**Work task:**
The entries that follow should be repeated exactly, with no pictures kept.

**Exercise data:**
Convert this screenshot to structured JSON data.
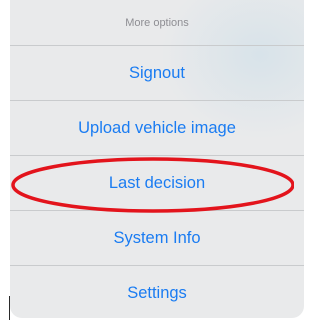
{
  "action_sheet": {
    "title": "More options",
    "items": [
      {
        "label": "Signout"
      },
      {
        "label": "Upload vehicle image"
      },
      {
        "label": "Last decision"
      },
      {
        "label": "System Info"
      },
      {
        "label": "Settings"
      }
    ],
    "highlighted_item": "Last decision"
  },
  "colors": {
    "sheet_background": "#e9eaeb",
    "action_text": "#1a7cf2",
    "title_text": "#8e8e93",
    "separator": "#c9cbcd",
    "annotation_ellipse": "#e3141c"
  }
}
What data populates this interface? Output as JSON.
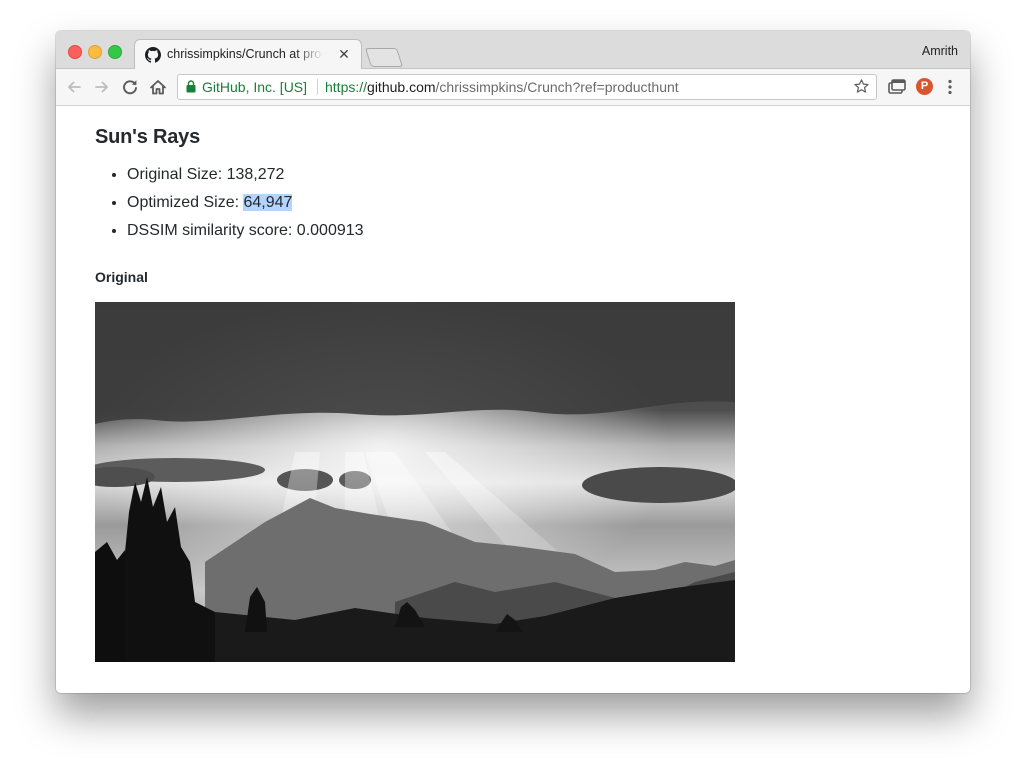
{
  "browser": {
    "tab": {
      "title": "chrissimpkins/Crunch at product hunt",
      "close_glyph": "✕",
      "favicon": "github-icon"
    },
    "profile_name": "Amrith",
    "address_bar": {
      "site_identity": "GitHub, Inc. [US]",
      "url_scheme": "https://",
      "url_host": "github.com",
      "url_path": "/chrissimpkins/Crunch?ref=producthunt",
      "secure_color": "#188038"
    },
    "extension_badge": "P"
  },
  "page": {
    "heading": "Sun's Rays",
    "stats": [
      {
        "label": "Original Size: ",
        "value": "138,272"
      },
      {
        "label": "Optimized Size: ",
        "value": "64,947",
        "selected": true
      },
      {
        "label": "DSSIM similarity score: ",
        "value": "0.000913"
      }
    ],
    "image_caption": "Original",
    "image": {
      "description": "black-and-white-photo",
      "tone": "grayscale"
    }
  },
  "colors": {
    "traffic_red": "#fc605c",
    "traffic_yellow": "#fdbc40",
    "traffic_green": "#34c84a",
    "selection_highlight": "#b3d4fd",
    "text": "#24292e"
  }
}
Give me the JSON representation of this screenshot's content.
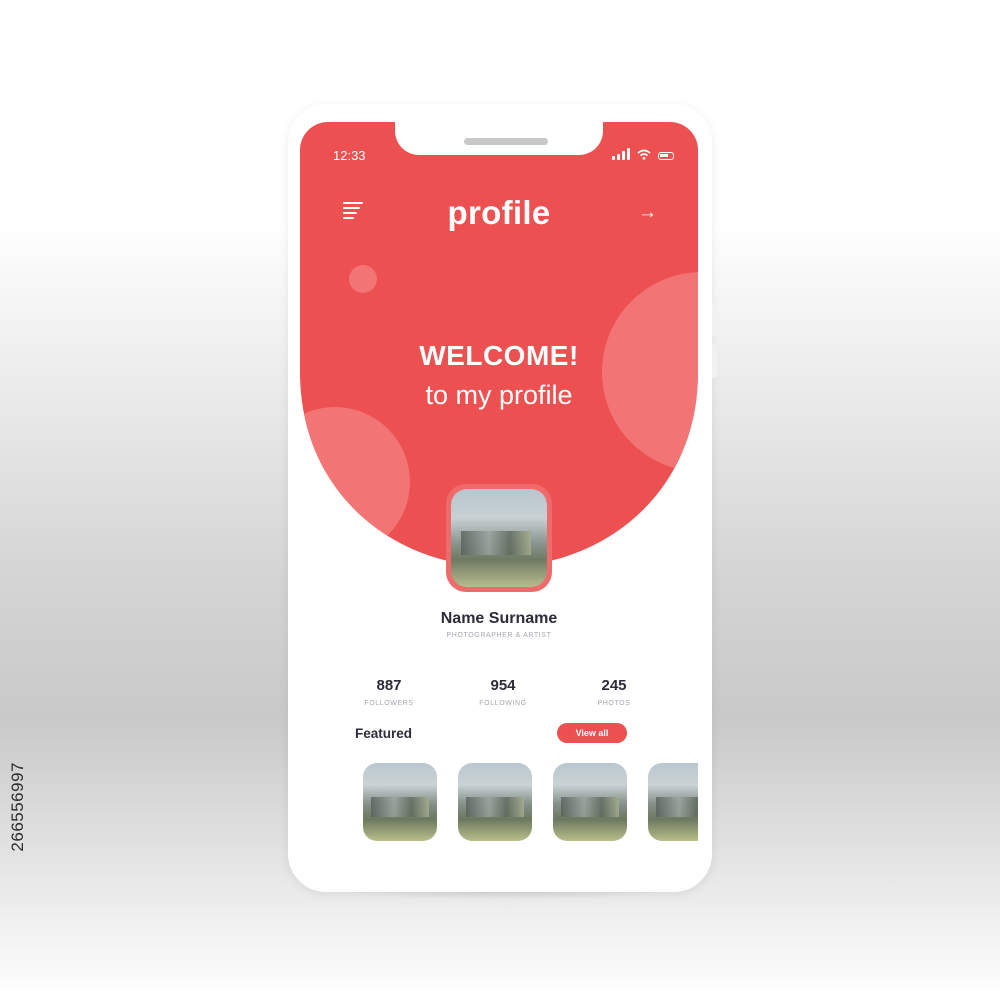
{
  "side_id": "266556997",
  "status_bar": {
    "time": "12:33",
    "icons": [
      "signal-bars-icon",
      "wifi-icon",
      "battery-icon"
    ]
  },
  "header": {
    "menu_icon": "menu-icon",
    "title": "profile",
    "action_icon": "arrow-right-icon",
    "action_glyph": "→"
  },
  "hero": {
    "welcome": "WELCOME!",
    "subtitle": "to my profile"
  },
  "profile": {
    "name": "Name Surname",
    "role": "PHOTOGRAPHER & ARTIST"
  },
  "stats": [
    {
      "value": "887",
      "label": "FOLLOWERS"
    },
    {
      "value": "954",
      "label": "FOLLOWING"
    },
    {
      "value": "245",
      "label": "PHOTOS"
    }
  ],
  "featured": {
    "heading": "Featured",
    "view_all_label": "View all",
    "thumb_count": 4
  },
  "colors": {
    "accent": "#ec5050",
    "accent_light": "#f27474",
    "text_dark": "#2c2c3a",
    "text_muted": "#a6a6b0"
  }
}
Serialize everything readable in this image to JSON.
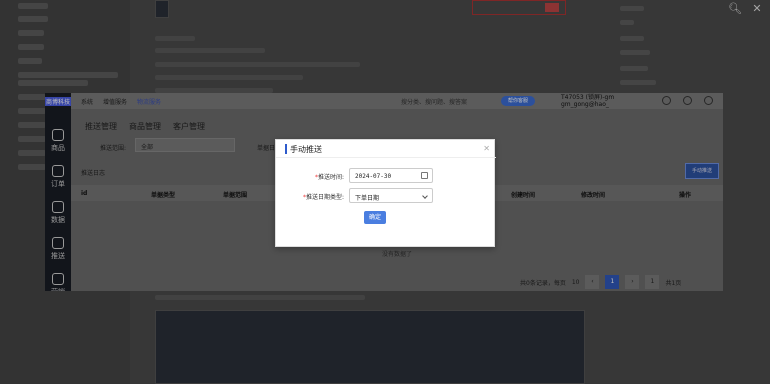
{
  "window": {
    "search_icon": "search-icon",
    "close_icon": "close-icon"
  },
  "app": {
    "logo": "商博科技",
    "top_menu": [
      "系统",
      "增值服务",
      "物流服务"
    ],
    "search_placeholder": "搜分类、搜问题、搜答案",
    "pill_label": "帮你客服",
    "user_line1": "T47053 (锁屏)-gm",
    "user_line2": "gm_gong@hao_",
    "sidebar": [
      "商品",
      "订单",
      "数据",
      "推送",
      "营销"
    ],
    "tabs": [
      "推送管理",
      "商品管理",
      "客户管理"
    ],
    "filter_label": "推送范围:",
    "filter_value": "全部",
    "filter_label2": "单据日期",
    "list_title": "推送日志",
    "push_button": "手动推送",
    "table_headers": [
      "id",
      "单据类型",
      "单据范围",
      "创建时间",
      "修改时间",
      "操作"
    ],
    "empty_text": "没有数据了",
    "pager": {
      "summary": "共0条记录，每页",
      "page_size": "10",
      "current_page": "1",
      "goto": "1",
      "total_pages": "共1页"
    }
  },
  "modal": {
    "title": "手动推送",
    "push_time_label": "推送时间:",
    "push_time_value": "2024-07-30",
    "date_type_label": "推送日期类型:",
    "date_type_value": "下单日期",
    "confirm_label": "确定",
    "required_mark": "*"
  }
}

**Exercise answer:**
Convert this screenshot to structured JSON data.
{
  "action_sheet": {
    "title": "More options",
    "items": [
      {
        "label": "Signout"
      },
      {
        "label": "Upload vehicle image"
      },
      {
        "label": "Last decision"
      },
      {
        "label": "System Info"
      },
      {
        "label": "Settings"
      }
    ],
    "highlighted_item": "Last decision"
  },
  "colors": {
    "sheet_background": "#e9eaeb",
    "action_text": "#1a7cf2",
    "title_text": "#8e8e93",
    "separator": "#c9cbcd",
    "annotation_ellipse": "#e3141c"
  }
}
What data populates this interface? Output as JSON.
{
  "browser": {
    "tab": {
      "title": "chrissimpkins/Crunch at product hunt",
      "close_glyph": "✕",
      "favicon": "github-icon"
    },
    "profile_name": "Amrith",
    "address_bar": {
      "site_identity": "GitHub, Inc. [US]",
      "url_scheme": "https://",
      "url_host": "github.com",
      "url_path": "/chrissimpkins/Crunch?ref=producthunt",
      "secure_color": "#188038"
    },
    "extension_badge": "P"
  },
  "page": {
    "heading": "Sun's Rays",
    "stats": [
      {
        "label": "Original Size: ",
        "value": "138,272"
      },
      {
        "label": "Optimized Size: ",
        "value": "64,947",
        "selected": true
      },
      {
        "label": "DSSIM similarity score: ",
        "value": "0.000913"
      }
    ],
    "image_caption": "Original",
    "image": {
      "description": "black-and-white-photo",
      "tone": "grayscale"
    }
  },
  "colors": {
    "traffic_red": "#fc605c",
    "traffic_yellow": "#fdbc40",
    "traffic_green": "#34c84a",
    "selection_highlight": "#b3d4fd",
    "text": "#24292e"
  }
}
Give me the JSON representation of this screenshot's content.
{
  "side_id": "266556997",
  "status_bar": {
    "time": "12:33",
    "icons": [
      "signal-bars-icon",
      "wifi-icon",
      "battery-icon"
    ]
  },
  "header": {
    "menu_icon": "menu-icon",
    "title": "profile",
    "action_icon": "arrow-right-icon",
    "action_glyph": "→"
  },
  "hero": {
    "welcome": "WELCOME!",
    "subtitle": "to my profile"
  },
  "profile": {
    "name": "Name Surname",
    "role": "PHOTOGRAPHER & ARTIST"
  },
  "stats": [
    {
      "value": "887",
      "label": "FOLLOWERS"
    },
    {
      "value": "954",
      "label": "FOLLOWING"
    },
    {
      "value": "245",
      "label": "PHOTOS"
    }
  ],
  "featured": {
    "heading": "Featured",
    "view_all_label": "View all",
    "thumb_count": 4
  },
  "colors": {
    "accent": "#ec5050",
    "accent_light": "#f27474",
    "text_dark": "#2c2c3a",
    "text_muted": "#a6a6b0"
  }
}
Serialize everything readable in this image to JSON.
{
  "window": {
    "search_icon": "search-icon",
    "close_icon": "close-icon"
  },
  "app": {
    "logo": "商博科技",
    "top_menu": [
      "系统",
      "增值服务",
      "物流服务"
    ],
    "search_placeholder": "搜分类、搜问题、搜答案",
    "pill_label": "帮你客服",
    "user_line1": "T47053 (锁屏)-gm",
    "user_line2": "gm_gong@hao_",
    "sidebar": [
      "商品",
      "订单",
      "数据",
      "推送",
      "营销"
    ],
    "tabs": [
      "推送管理",
      "商品管理",
      "客户管理"
    ],
    "filter_label": "推送范围:",
    "filter_value": "全部",
    "filter_label2": "单据日期",
    "list_title": "推送日志",
    "push_button": "手动推送",
    "table_headers": [
      "id",
      "单据类型",
      "单据范围",
      "创建时间",
      "修改时间",
      "操作"
    ],
    "empty_text": "没有数据了",
    "pager": {
      "summary": "共0条记录，每页",
      "page_size": "10",
      "current_page": "1",
      "goto": "1",
      "total_pages": "共1页"
    }
  },
  "modal": {
    "title": "手动推送",
    "push_time_label": "推送时间:",
    "push_time_value": "2024-07-30",
    "date_type_label": "推送日期类型:",
    "date_type_value": "下单日期",
    "confirm_label": "确定",
    "required_mark": "*"
  }
}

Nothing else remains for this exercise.